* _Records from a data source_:
# # # #
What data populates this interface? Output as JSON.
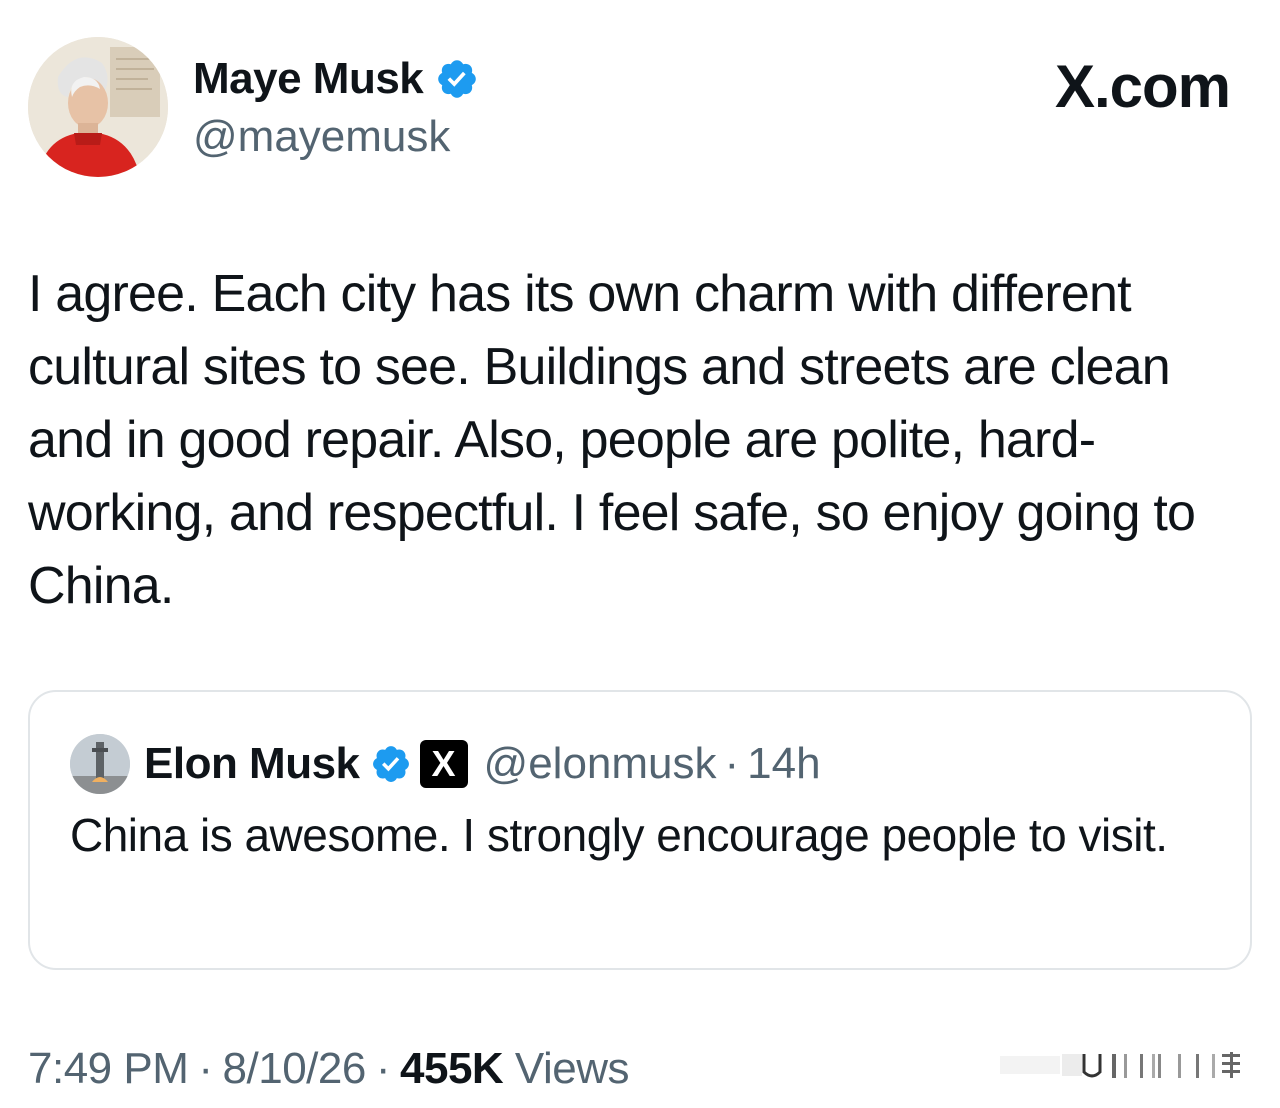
{
  "author": {
    "display_name": "Maye Musk",
    "handle": "@mayemusk",
    "verified": true,
    "avatar_icon": "profile-photo-red-top"
  },
  "brand": "X.com",
  "tweet_text": "I agree. Each city has its own charm with different cultural sites to see. Buildings and streets are clean and in good repair. Also, people are polite, hard-working, and respectful. I feel safe, so enjoy going to China.",
  "quoted_tweet": {
    "display_name": "Elon Musk",
    "verified": true,
    "affiliation_badge": "X",
    "handle": "@elonmusk",
    "separator": "·",
    "time_ago": "14h",
    "text": "China is awesome. I strongly encourage people to visit."
  },
  "footer": {
    "time": "7:49 PM",
    "date": "8/10/26",
    "separator": "·",
    "views_count": "455K",
    "views_label": "Views"
  },
  "colors": {
    "text_primary": "#0f1419",
    "text_secondary": "#536471",
    "verified_blue": "#1d9bf0",
    "border": "#e1e5e8"
  }
}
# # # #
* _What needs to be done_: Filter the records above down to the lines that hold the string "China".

* _Your solution_:
  "tweet_text": "I agree. Each city has its own charm with different cultural sites to see. Buildings and streets are clean and in good repair. Also, people are polite, hard-working, and respectful. I feel safe, so enjoy going to China.",
    "text": "China is awesome. I strongly encourage people to visit."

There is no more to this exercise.